- TASK TO COMPLETE
Produce an exact copy of all the data below, dropping every image.

Collected data entries
################

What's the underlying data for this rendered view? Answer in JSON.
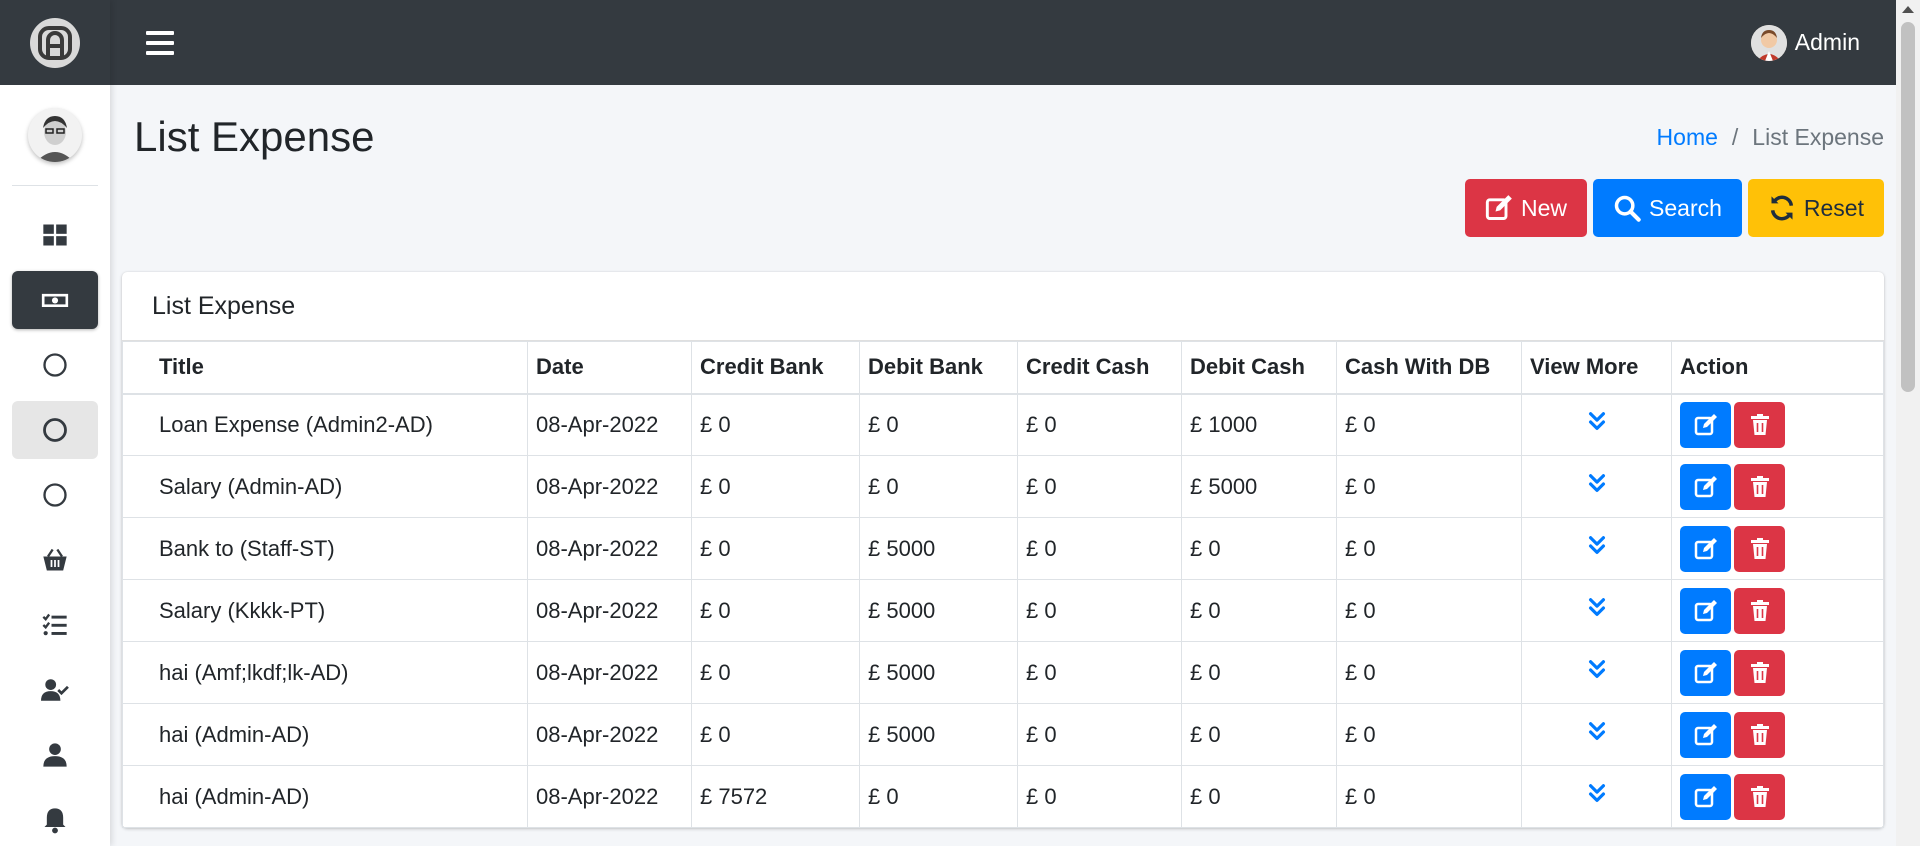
{
  "topbar": {
    "user_name": "Admin"
  },
  "page": {
    "title": "List Expense",
    "breadcrumb": {
      "home": "Home",
      "separator": "/",
      "current": "List Expense"
    }
  },
  "actions": {
    "new_label": "New",
    "search_label": "Search",
    "reset_label": "Reset"
  },
  "card": {
    "title": "List Expense"
  },
  "table": {
    "headers": [
      "Title",
      "Date",
      "Credit Bank",
      "Debit Bank",
      "Credit Cash",
      "Debit Cash",
      "Cash With DB",
      "View More",
      "Action"
    ],
    "rows": [
      [
        "Loan Expense (Admin2-AD)",
        "08-Apr-2022",
        "£ 0",
        "£ 0",
        "£ 0",
        "£ 1000",
        "£ 0"
      ],
      [
        "Salary (Admin-AD)",
        "08-Apr-2022",
        "£ 0",
        "£ 0",
        "£ 0",
        "£ 5000",
        "£ 0"
      ],
      [
        "Bank to (Staff-ST)",
        "08-Apr-2022",
        "£ 0",
        "£ 5000",
        "£ 0",
        "£ 0",
        "£ 0"
      ],
      [
        "Salary (Kkkk-PT)",
        "08-Apr-2022",
        "£ 0",
        "£ 5000",
        "£ 0",
        "£ 0",
        "£ 0"
      ],
      [
        "hai (Amf;lkdf;lk-AD)",
        "08-Apr-2022",
        "£ 0",
        "£ 5000",
        "£ 0",
        "£ 0",
        "£ 0"
      ],
      [
        "hai (Admin-AD)",
        "08-Apr-2022",
        "£ 0",
        "£ 5000",
        "£ 0",
        "£ 0",
        "£ 0"
      ],
      [
        "hai (Admin-AD)",
        "08-Apr-2022",
        "£ 7572",
        "£ 0",
        "£ 0",
        "£ 0",
        "£ 0"
      ]
    ]
  },
  "sidebar": {
    "items": [
      {
        "icon": "dashboard-icon",
        "state": "normal"
      },
      {
        "icon": "money-bill-icon",
        "state": "active"
      },
      {
        "icon": "circle-icon",
        "state": "normal"
      },
      {
        "icon": "circle-icon",
        "state": "hover"
      },
      {
        "icon": "circle-icon",
        "state": "normal"
      },
      {
        "icon": "basket-icon",
        "state": "normal"
      },
      {
        "icon": "tasks-icon",
        "state": "normal"
      },
      {
        "icon": "user-check-icon",
        "state": "normal"
      },
      {
        "icon": "user-icon",
        "state": "normal"
      },
      {
        "icon": "bell-icon",
        "state": "normal"
      }
    ]
  },
  "colors": {
    "primary": "#007bff",
    "danger": "#dc3545",
    "warning": "#ffc107",
    "dark": "#343a40"
  }
}
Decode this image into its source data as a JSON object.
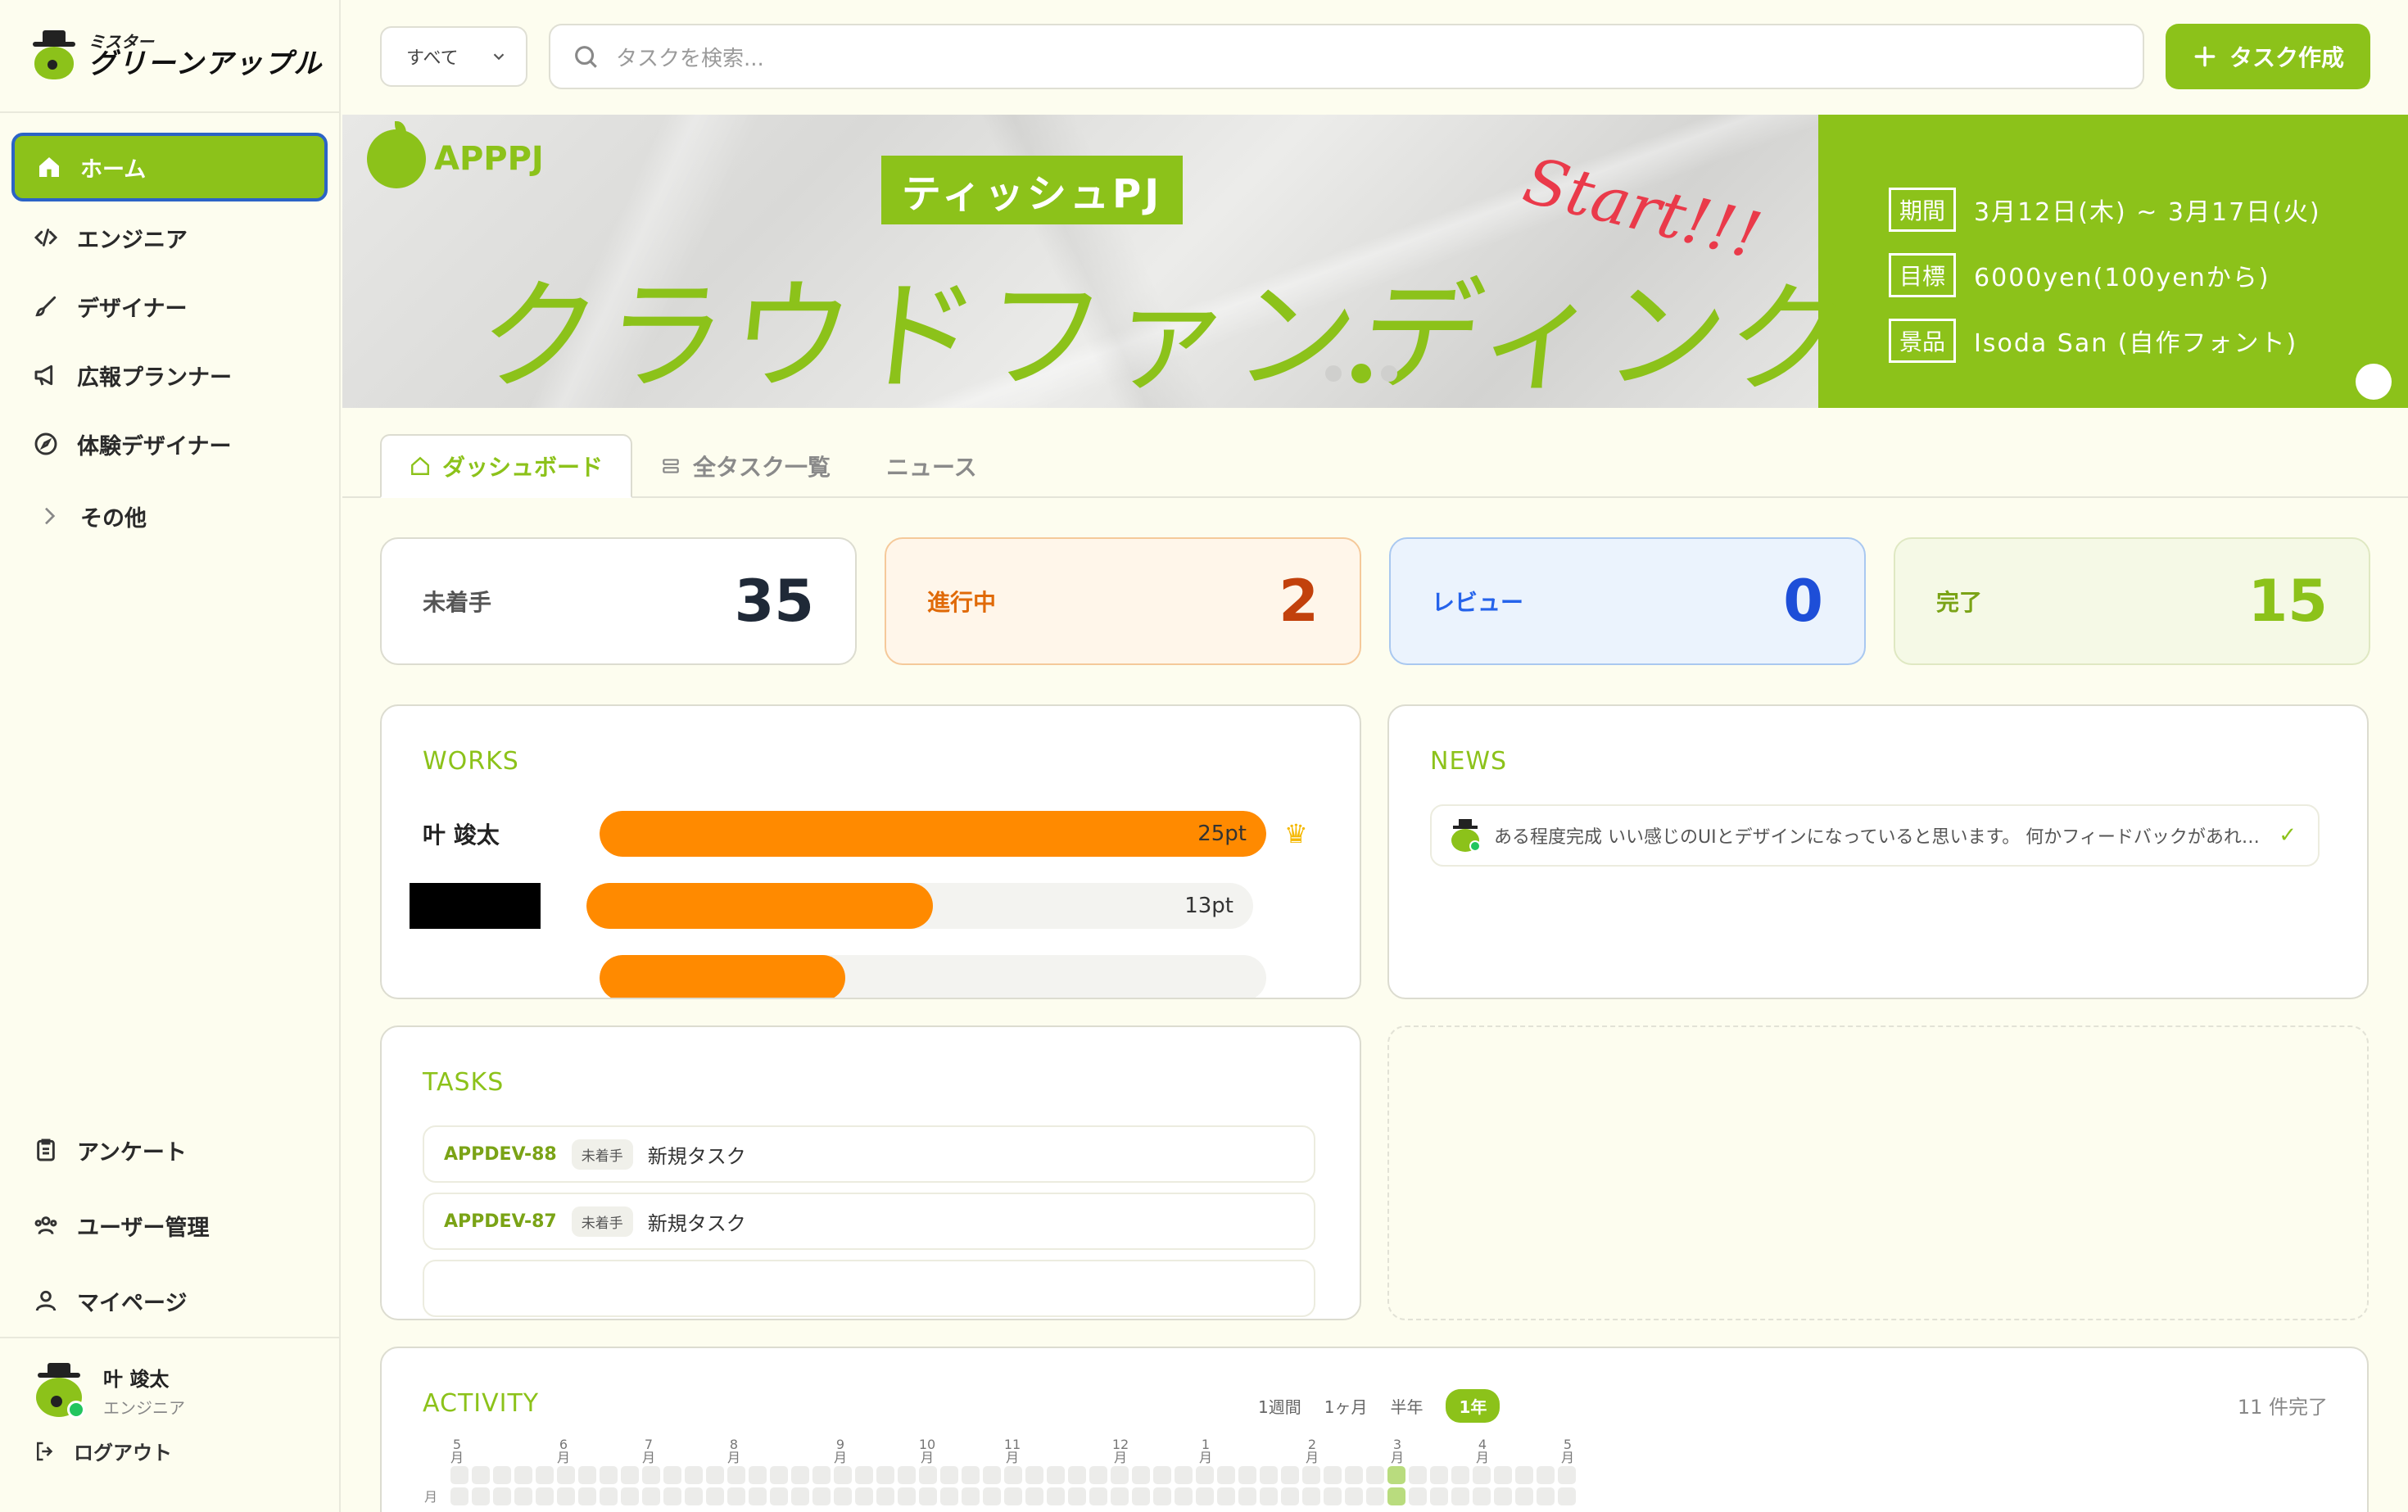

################

- TASK ANSWER
What's the underlying data for this rendered view? Answer in JSON.
{
  "topbar": {
    "user_name": "Admin"
  },
  "page": {
    "title": "List Expense",
    "breadcrumb": {
      "home": "Home",
      "separator": "/",
      "current": "List Expense"
    }
  },
  "actions": {
    "new_label": "New",
    "search_label": "Search",
    "reset_label": "Reset"
  },
  "card": {
    "title": "List Expense"
  },
  "table": {
    "headers": [
      "Title",
      "Date",
      "Credit Bank",
      "Debit Bank",
      "Credit Cash",
      "Debit Cash",
      "Cash With DB",
      "View More",
      "Action"
    ],
    "rows": [
      [
        "Loan Expense (Admin2-AD)",
        "08-Apr-2022",
        "£ 0",
        "£ 0",
        "£ 0",
        "£ 1000",
        "£ 0"
      ],
      [
        "Salary (Admin-AD)",
        "08-Apr-2022",
        "£ 0",
        "£ 0",
        "£ 0",
        "£ 5000",
        "£ 0"
      ],
      [
        "Bank to (Staff-ST)",
        "08-Apr-2022",
        "£ 0",
        "£ 5000",
        "£ 0",
        "£ 0",
        "£ 0"
      ],
      [
        "Salary (Kkkk-PT)",
        "08-Apr-2022",
        "£ 0",
        "£ 5000",
        "£ 0",
        "£ 0",
        "£ 0"
      ],
      [
        "hai (Amf;lkdf;lk-AD)",
        "08-Apr-2022",
        "£ 0",
        "£ 5000",
        "£ 0",
        "£ 0",
        "£ 0"
      ],
      [
        "hai (Admin-AD)",
        "08-Apr-2022",
        "£ 0",
        "£ 5000",
        "£ 0",
        "£ 0",
        "£ 0"
      ],
      [
        "hai (Admin-AD)",
        "08-Apr-2022",
        "£ 7572",
        "£ 0",
        "£ 0",
        "£ 0",
        "£ 0"
      ]
    ]
  },
  "sidebar": {
    "items": [
      {
        "icon": "dashboard-icon",
        "state": "normal"
      },
      {
        "icon": "money-bill-icon",
        "state": "active"
      },
      {
        "icon": "circle-icon",
        "state": "normal"
      },
      {
        "icon": "circle-icon",
        "state": "hover"
      },
      {
        "icon": "circle-icon",
        "state": "normal"
      },
      {
        "icon": "basket-icon",
        "state": "normal"
      },
      {
        "icon": "tasks-icon",
        "state": "normal"
      },
      {
        "icon": "user-check-icon",
        "state": "normal"
      },
      {
        "icon": "user-icon",
        "state": "normal"
      },
      {
        "icon": "bell-icon",
        "state": "normal"
      }
    ]
  },
  "colors": {
    "primary": "#007bff",
    "danger": "#dc3545",
    "warning": "#ffc107",
    "dark": "#343a40"
  }
}
Decode this image into its source data as a JSON object.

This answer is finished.